read(3, "\177ELF\1\1\1\0\0\0\0\0\0\0\0\0\3\0\3\0\1\0\0\0\200^\1"..., 1024) = 1024

In addition, you can skip by all of the mmap output until you get to the lines that look like this:

fstat64(1, {st_mode=S_IFCHR|0666, st_rdev=makedev(1, 3), ...}) = 0
open("/dev/null", O_RDONLY|O_LARGEFILE) = 3
fstat64(3, {st_mode=S_IFCHR|0666, st_rdev=makedev(1, 3), ...}) = 0
brk(0)                                  = 0x804b348
brk(0x804c348)                          = 0x804c348
brk(0)                                  = 0x804c348
brk(0x804d000)                          = 0x804d000
read(3, "", 4096)                       = 0
close(3)                                = 0
close(1)                                = 0
_exit(0)                                = ?

Now you see some interesting things. First, look at the open() call, which opens a file. The 3 as a result means success (3 is a file descriptor). Then, near the end, you see where cat reads from /dev/null (the read() call — notice that the file descriptor is 3). Then there is nothing more to read, so the program closes the file descriptor and exits.

So what happens when there's a problem? Try strace cat not_a_file instead and examine the open() call:
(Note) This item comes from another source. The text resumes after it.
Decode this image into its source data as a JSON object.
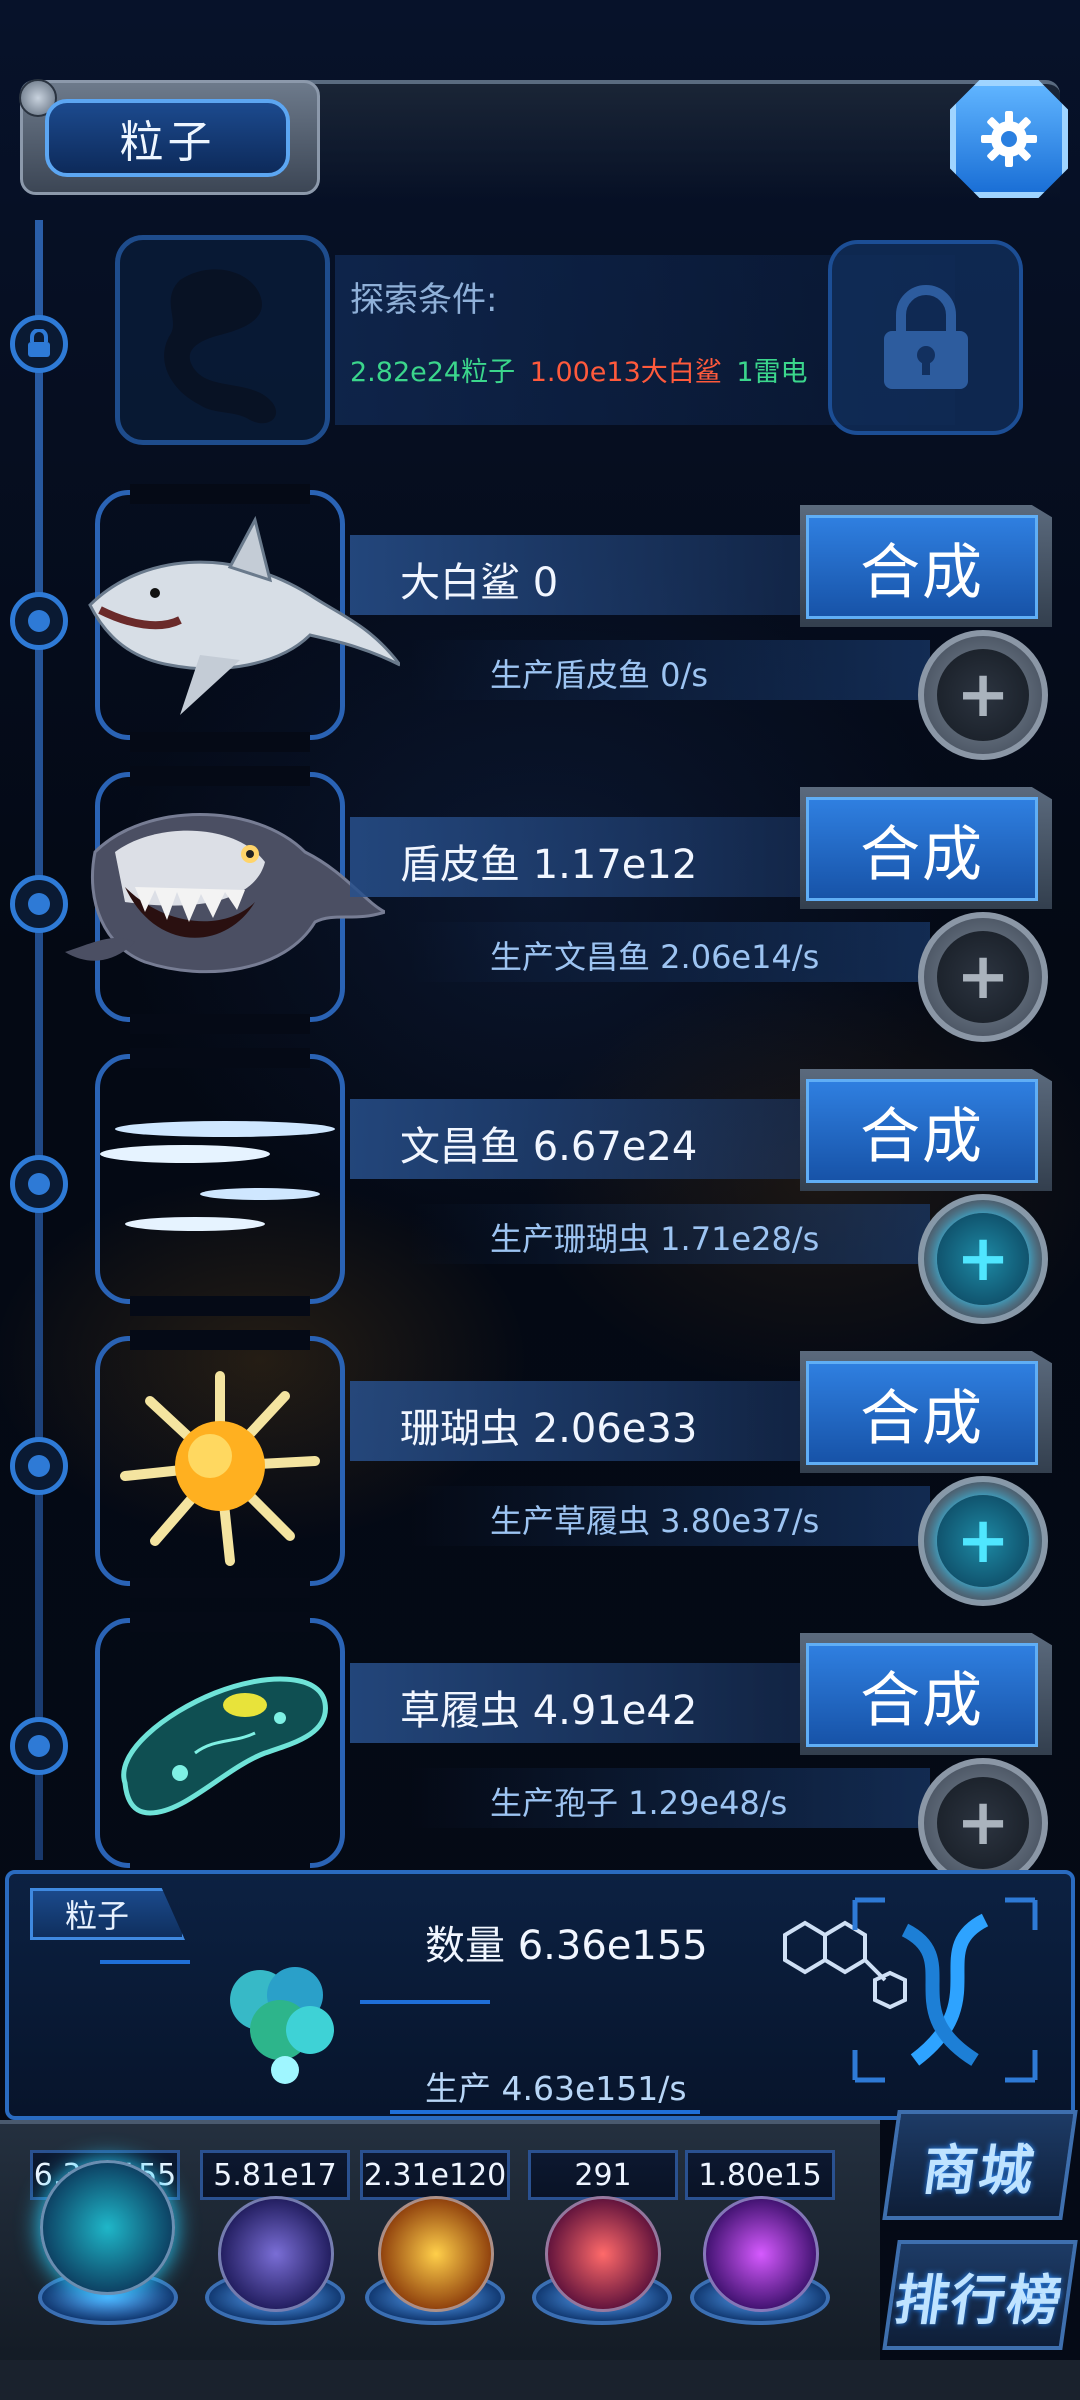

open("not_a_file", O_RDONLY|O_LARGEFILE) = -1 ENOENT (No such file or

Here, strace not only reports the error at the system-call level, but it also gives you a small description of the error.

Missing files are the most common problems with Unix programs, so if the syslog and other log information isn't very helpful, and you have nowhere else to turn, strace can be of great use. You can even use strace on daemons that detach themselves. Here's an example:

strace -o crummyd_strace -ff crummyd

In this example, the -o option to strace logs the action of any child process that crummyd spawns into crummyd_strace.pid, where pid is the process ID of the child process.

The ltrace command tracks shared library calls. The output is similar to strace, but be warned, there are usually many more shared library calls than system calls. See Section 8.1.4 for more information on shared libraries (ltrace doesn't work on statically linked binaries).